▶ **Provided records**
============
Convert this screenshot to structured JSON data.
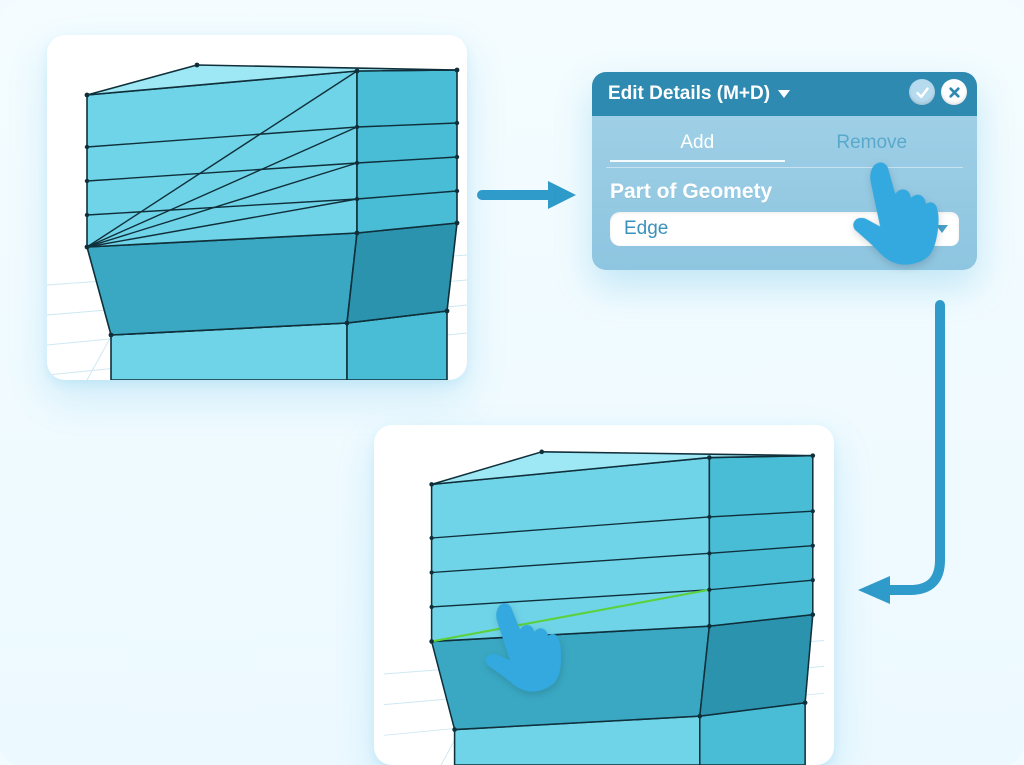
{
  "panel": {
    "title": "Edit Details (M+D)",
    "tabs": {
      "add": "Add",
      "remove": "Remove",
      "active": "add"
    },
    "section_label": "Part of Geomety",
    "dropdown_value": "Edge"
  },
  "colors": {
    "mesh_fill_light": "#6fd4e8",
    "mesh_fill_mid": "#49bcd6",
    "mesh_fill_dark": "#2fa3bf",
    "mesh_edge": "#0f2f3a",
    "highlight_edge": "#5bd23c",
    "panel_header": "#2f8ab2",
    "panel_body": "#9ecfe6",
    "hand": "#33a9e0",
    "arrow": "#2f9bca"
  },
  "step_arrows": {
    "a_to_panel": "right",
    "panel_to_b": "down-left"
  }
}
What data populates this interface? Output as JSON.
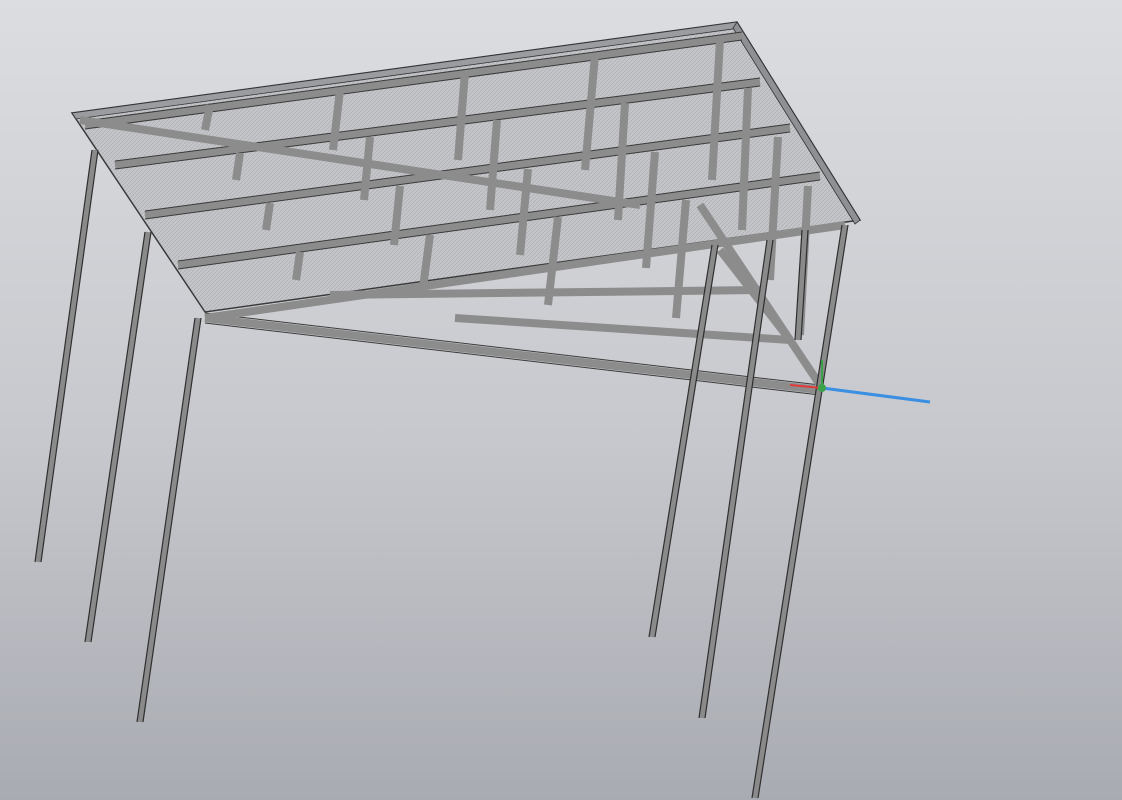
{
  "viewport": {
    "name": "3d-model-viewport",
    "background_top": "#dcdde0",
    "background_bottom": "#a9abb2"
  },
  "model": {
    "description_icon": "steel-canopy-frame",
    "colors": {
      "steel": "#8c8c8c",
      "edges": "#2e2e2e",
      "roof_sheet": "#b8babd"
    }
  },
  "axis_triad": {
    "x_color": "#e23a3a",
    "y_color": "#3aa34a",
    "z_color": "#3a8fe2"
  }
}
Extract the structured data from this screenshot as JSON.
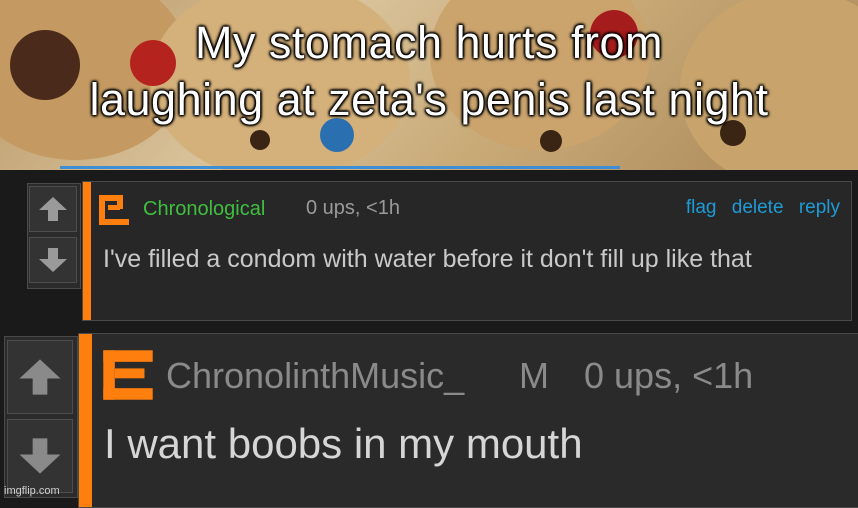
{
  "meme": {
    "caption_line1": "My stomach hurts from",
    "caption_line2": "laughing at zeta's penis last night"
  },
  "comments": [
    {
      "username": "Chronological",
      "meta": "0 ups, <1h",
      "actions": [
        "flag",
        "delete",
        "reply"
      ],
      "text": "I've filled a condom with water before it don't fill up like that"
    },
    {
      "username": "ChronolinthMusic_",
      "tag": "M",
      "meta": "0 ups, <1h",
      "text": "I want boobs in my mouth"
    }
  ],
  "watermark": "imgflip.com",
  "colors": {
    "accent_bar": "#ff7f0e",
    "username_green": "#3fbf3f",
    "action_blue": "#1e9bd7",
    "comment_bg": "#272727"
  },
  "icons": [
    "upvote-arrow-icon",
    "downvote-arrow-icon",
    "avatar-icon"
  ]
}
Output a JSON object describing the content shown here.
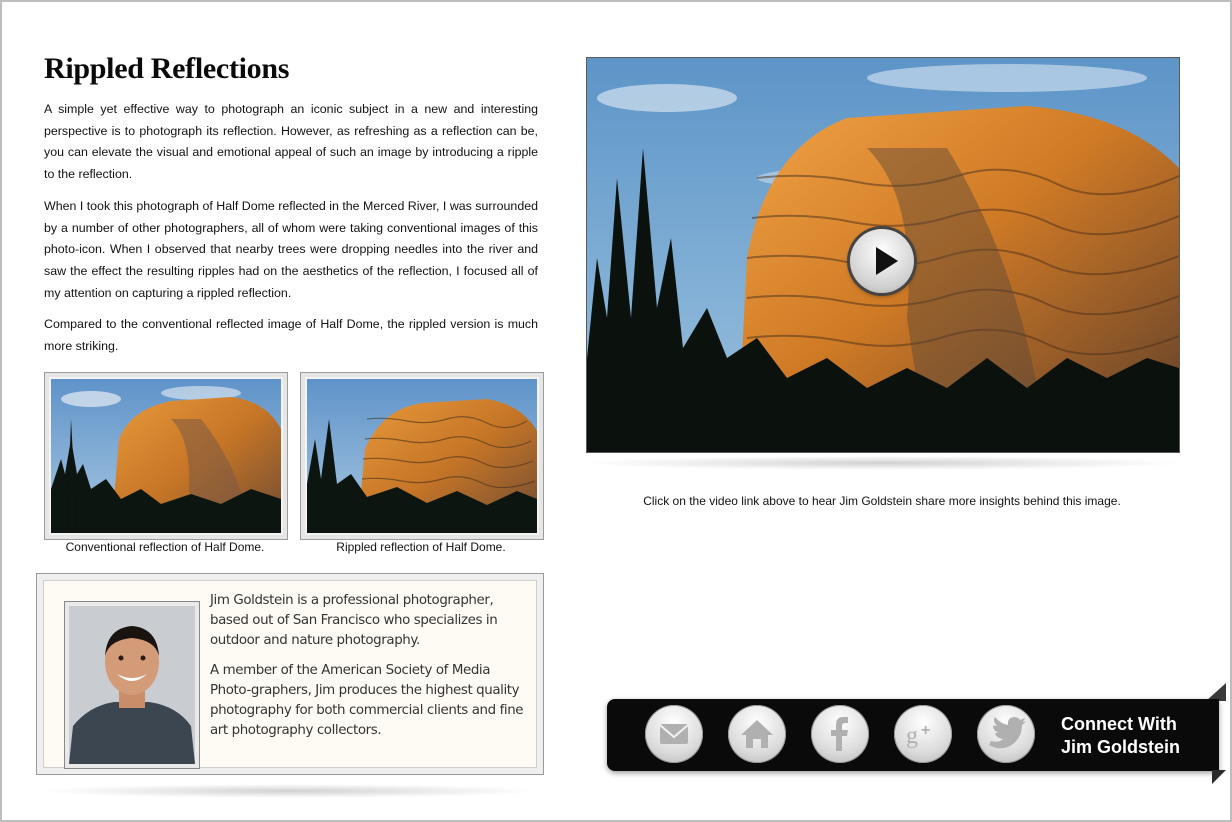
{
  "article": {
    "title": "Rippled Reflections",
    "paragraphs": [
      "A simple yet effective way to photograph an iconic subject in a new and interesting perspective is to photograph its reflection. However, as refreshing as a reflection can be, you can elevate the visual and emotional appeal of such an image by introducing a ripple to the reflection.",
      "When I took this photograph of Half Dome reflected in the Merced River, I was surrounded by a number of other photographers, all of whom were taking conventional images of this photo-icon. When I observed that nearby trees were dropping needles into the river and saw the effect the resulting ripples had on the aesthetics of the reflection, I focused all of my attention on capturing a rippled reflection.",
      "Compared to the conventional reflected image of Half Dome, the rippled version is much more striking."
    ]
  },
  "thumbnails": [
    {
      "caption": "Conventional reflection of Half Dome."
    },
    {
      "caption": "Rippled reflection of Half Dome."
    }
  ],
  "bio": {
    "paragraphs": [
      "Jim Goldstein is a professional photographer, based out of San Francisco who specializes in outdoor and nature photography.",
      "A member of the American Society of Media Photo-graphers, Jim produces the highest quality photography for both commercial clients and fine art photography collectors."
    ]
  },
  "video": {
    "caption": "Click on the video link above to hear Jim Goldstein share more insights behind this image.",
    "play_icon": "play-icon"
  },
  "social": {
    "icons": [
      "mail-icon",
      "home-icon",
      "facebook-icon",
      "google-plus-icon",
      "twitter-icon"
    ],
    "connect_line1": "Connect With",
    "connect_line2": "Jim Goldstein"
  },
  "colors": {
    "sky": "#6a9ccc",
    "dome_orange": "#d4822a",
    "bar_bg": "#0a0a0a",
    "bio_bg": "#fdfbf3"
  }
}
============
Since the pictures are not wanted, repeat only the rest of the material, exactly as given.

▶ **Expected answer**
Convert this screenshot to structured JSON data.
{
  "panel": {
    "title": "Edit Details (M+D)",
    "tabs": {
      "add": "Add",
      "remove": "Remove",
      "active": "add"
    },
    "section_label": "Part of Geomety",
    "dropdown_value": "Edge"
  },
  "colors": {
    "mesh_fill_light": "#6fd4e8",
    "mesh_fill_mid": "#49bcd6",
    "mesh_fill_dark": "#2fa3bf",
    "mesh_edge": "#0f2f3a",
    "highlight_edge": "#5bd23c",
    "panel_header": "#2f8ab2",
    "panel_body": "#9ecfe6",
    "hand": "#33a9e0",
    "arrow": "#2f9bca"
  },
  "step_arrows": {
    "a_to_panel": "right",
    "panel_to_b": "down-left"
  }
}
What data populates this interface? Output as JSON.
{
  "viewport": {
    "name": "3d-model-viewport",
    "background_top": "#dcdde0",
    "background_bottom": "#a9abb2"
  },
  "model": {
    "description_icon": "steel-canopy-frame",
    "colors": {
      "steel": "#8c8c8c",
      "edges": "#2e2e2e",
      "roof_sheet": "#b8babd"
    }
  },
  "axis_triad": {
    "x_color": "#e23a3a",
    "y_color": "#3aa34a",
    "z_color": "#3a8fe2"
  }
}
Extract the structured data from this screenshot as JSON.
{
  "meme": {
    "caption_line1": "My stomach hurts from",
    "caption_line2": "laughing at zeta's penis last night"
  },
  "comments": [
    {
      "username": "Chronological",
      "meta": "0 ups, <1h",
      "actions": [
        "flag",
        "delete",
        "reply"
      ],
      "text": "I've filled a condom with water before it don't fill up like that"
    },
    {
      "username": "ChronolinthMusic_",
      "tag": "M",
      "meta": "0 ups, <1h",
      "text": "I want boobs in my mouth"
    }
  ],
  "watermark": "imgflip.com",
  "colors": {
    "accent_bar": "#ff7f0e",
    "username_green": "#3fbf3f",
    "action_blue": "#1e9bd7",
    "comment_bg": "#272727"
  },
  "icons": [
    "upvote-arrow-icon",
    "downvote-arrow-icon",
    "avatar-icon"
  ]
}
Output a JSON object describing the content shown here.
{
  "article": {
    "title": "Rippled Reflections",
    "paragraphs": [
      "A simple yet effective way to photograph an iconic subject in a new and interesting perspective is to photograph its reflection. However, as refreshing as a reflection can be, you can elevate the visual and emotional appeal of such an image by introducing a ripple to the reflection.",
      "When I took this photograph of Half Dome reflected in the Merced River, I was surrounded by a number of other photographers, all of whom were taking conventional images of this photo-icon. When I observed that nearby trees were dropping needles into the river and saw the effect the resulting ripples had on the aesthetics of the reflection, I focused all of my attention on capturing a rippled reflection.",
      "Compared to the conventional reflected image of Half Dome, the rippled version is much more striking."
    ]
  },
  "thumbnails": [
    {
      "caption": "Conventional reflection of Half Dome."
    },
    {
      "caption": "Rippled reflection of Half Dome."
    }
  ],
  "bio": {
    "paragraphs": [
      "Jim Goldstein is a professional photographer, based out of San Francisco who specializes in outdoor and nature photography.",
      "A member of the American Society of Media Photo-graphers, Jim produces the highest quality photography for both commercial clients and fine art photography collectors."
    ]
  },
  "video": {
    "caption": "Click on the video link above to hear Jim Goldstein share more insights behind this image.",
    "play_icon": "play-icon"
  },
  "social": {
    "icons": [
      "mail-icon",
      "home-icon",
      "facebook-icon",
      "google-plus-icon",
      "twitter-icon"
    ],
    "connect_line1": "Connect With",
    "connect_line2": "Jim Goldstein"
  },
  "colors": {
    "sky": "#6a9ccc",
    "dome_orange": "#d4822a",
    "bar_bg": "#0a0a0a",
    "bio_bg": "#fdfbf3"
  }
}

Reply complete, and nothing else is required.